Under Klar’s questioning, Severino said the parents--Edward Charles Jr., 55, a Hughes Aircraft engineer, and Dolores Charles, 47, a self-employed typist--heaped praise on Danny Charles, a USC student and award-winning young performer. But Severino said he could not recall any time they showed the same admiration for their eldest son, a Fullerton mechanic who dropped out of college twice and surprised friends with talk of trying out for the Olympic boxing team.

Severino said the couple viewed their eldest son as a disappointment “because he didn’t go to college or finish college.”

Charles argued with his “perfectionist” father, and the two sometimes did not speak to each other, Severino said. Family tension grew during the past year, Severino said, when the defendant started dating a 27-year-old cosmetology student.


“I don’t think Dolores was too fond of her,” Severino said. He did not say why.

A homeless woman, LeAnn Pollaccia, testified that two days after the slayings, she found a pile of bloody clothes, necklaces and a bloody wrench in a Fullerton dumpster, where she was looking for aluminum cans.

Prosecutors said the wrench, later turned over to police, has an unusual logo matching symbols on other tools belonging to the defendant.

Pollaccia acknowledged she faces felony drug charges in Santa Ana and was housed for a month by prosecutors.

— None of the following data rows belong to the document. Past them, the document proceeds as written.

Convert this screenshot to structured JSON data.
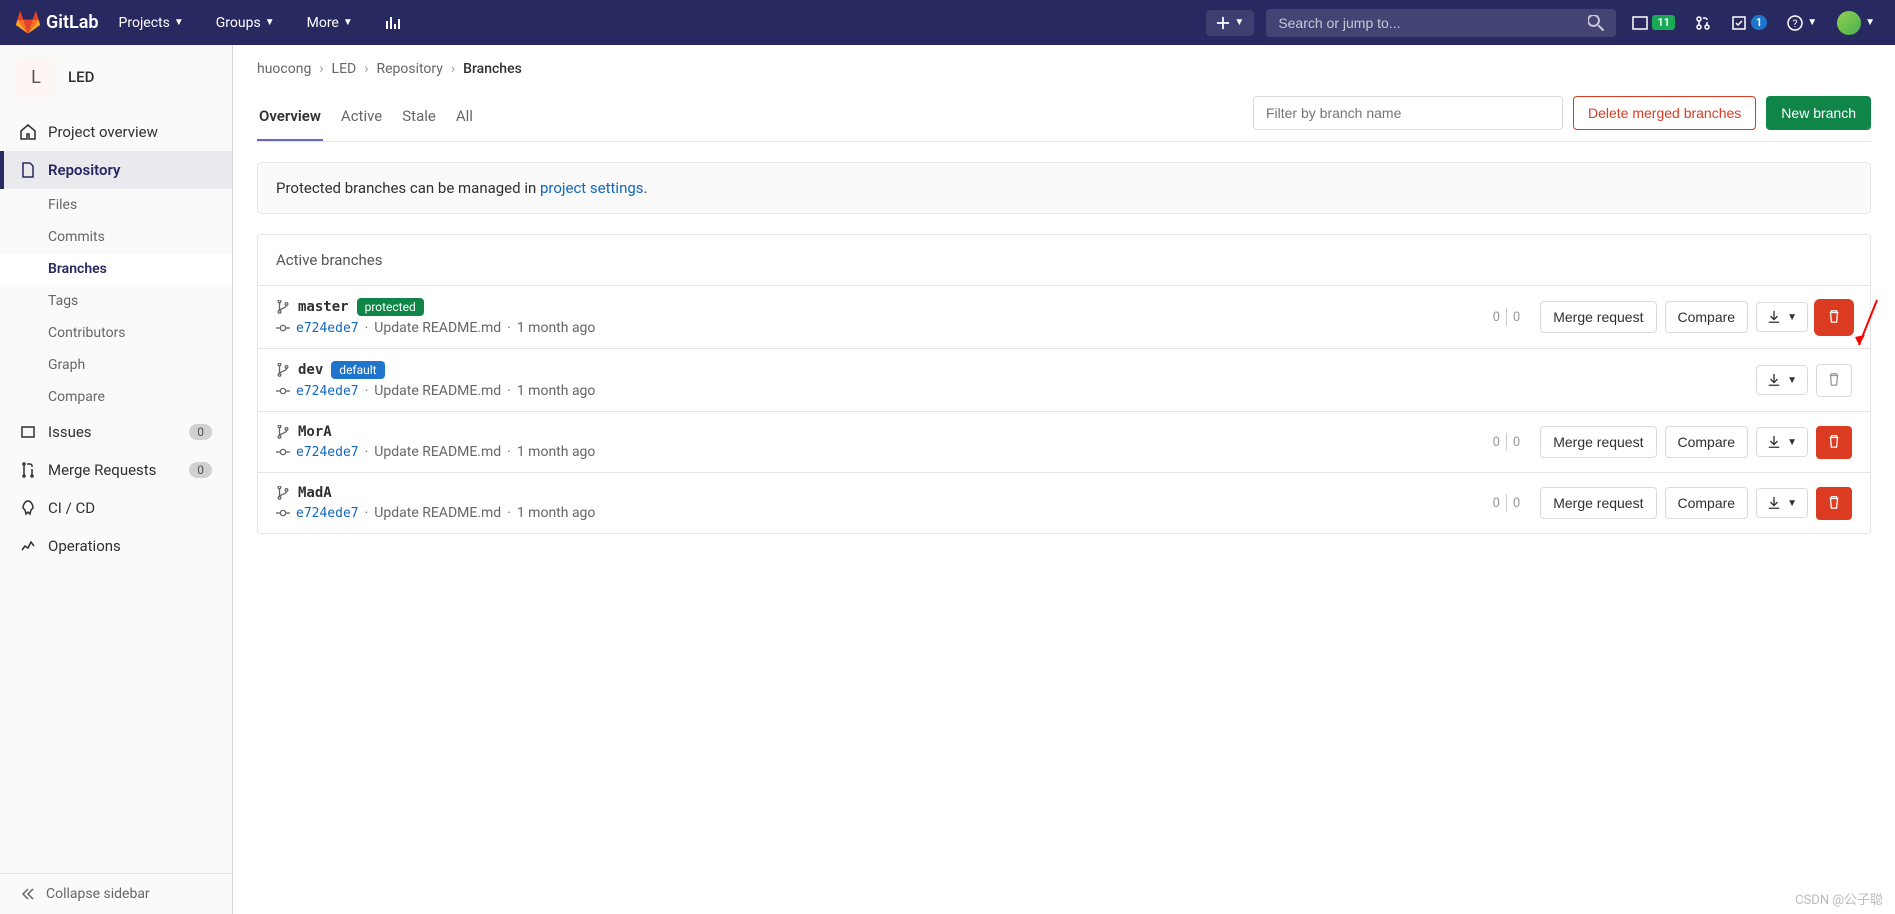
{
  "brand": "GitLab",
  "nav": {
    "projects": "Projects",
    "groups": "Groups",
    "more": "More",
    "search_placeholder": "Search or jump to..."
  },
  "nav_badges": {
    "issues": "11",
    "todos": "1"
  },
  "project": {
    "initial": "L",
    "name": "LED"
  },
  "sidebar": {
    "overview": "Project overview",
    "repository": "Repository",
    "sub": {
      "files": "Files",
      "commits": "Commits",
      "branches": "Branches",
      "tags": "Tags",
      "contributors": "Contributors",
      "graph": "Graph",
      "compare": "Compare"
    },
    "issues": "Issues",
    "issues_count": "0",
    "merge_requests": "Merge Requests",
    "mr_count": "0",
    "cicd": "CI / CD",
    "operations": "Operations",
    "collapse": "Collapse sidebar"
  },
  "breadcrumb": {
    "a": "huocong",
    "b": "LED",
    "c": "Repository",
    "d": "Branches"
  },
  "tabs": {
    "overview": "Overview",
    "active": "Active",
    "stale": "Stale",
    "all": "All"
  },
  "controls": {
    "filter_placeholder": "Filter by branch name",
    "delete_merged": "Delete merged branches",
    "new_branch": "New branch"
  },
  "banner": {
    "text": "Protected branches can be managed in ",
    "link": "project settings",
    "dot": "."
  },
  "panel_title": "Active branches",
  "labels": {
    "protected": "protected",
    "default": "default",
    "merge_request": "Merge request",
    "compare": "Compare"
  },
  "branches": [
    {
      "name": "master",
      "badge": "protected",
      "sha": "e724ede7",
      "msg": "Update README.md",
      "time": "1 month ago",
      "behind": "0",
      "ahead": "0",
      "mr": true,
      "compare": true,
      "delete_highlight": true,
      "delete_disabled": false
    },
    {
      "name": "dev",
      "badge": "default",
      "sha": "e724ede7",
      "msg": "Update README.md",
      "time": "1 month ago",
      "behind": "",
      "ahead": "",
      "mr": false,
      "compare": false,
      "delete_highlight": false,
      "delete_disabled": true
    },
    {
      "name": "MorA",
      "badge": "",
      "sha": "e724ede7",
      "msg": "Update README.md",
      "time": "1 month ago",
      "behind": "0",
      "ahead": "0",
      "mr": true,
      "compare": true,
      "delete_highlight": false,
      "delete_disabled": false
    },
    {
      "name": "MadA",
      "badge": "",
      "sha": "e724ede7",
      "msg": "Update README.md",
      "time": "1 month ago",
      "behind": "0",
      "ahead": "0",
      "mr": true,
      "compare": true,
      "delete_highlight": false,
      "delete_disabled": false
    }
  ],
  "watermark": "CSDN @公子聪"
}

The hearing resumes March 31. Deputy Dist. Atty. David Brent said Friday’s session was set early out of concern that, because of Severino’s age and Pollaccia’s transient life, the witnesses might not be readily available for the main hearing later.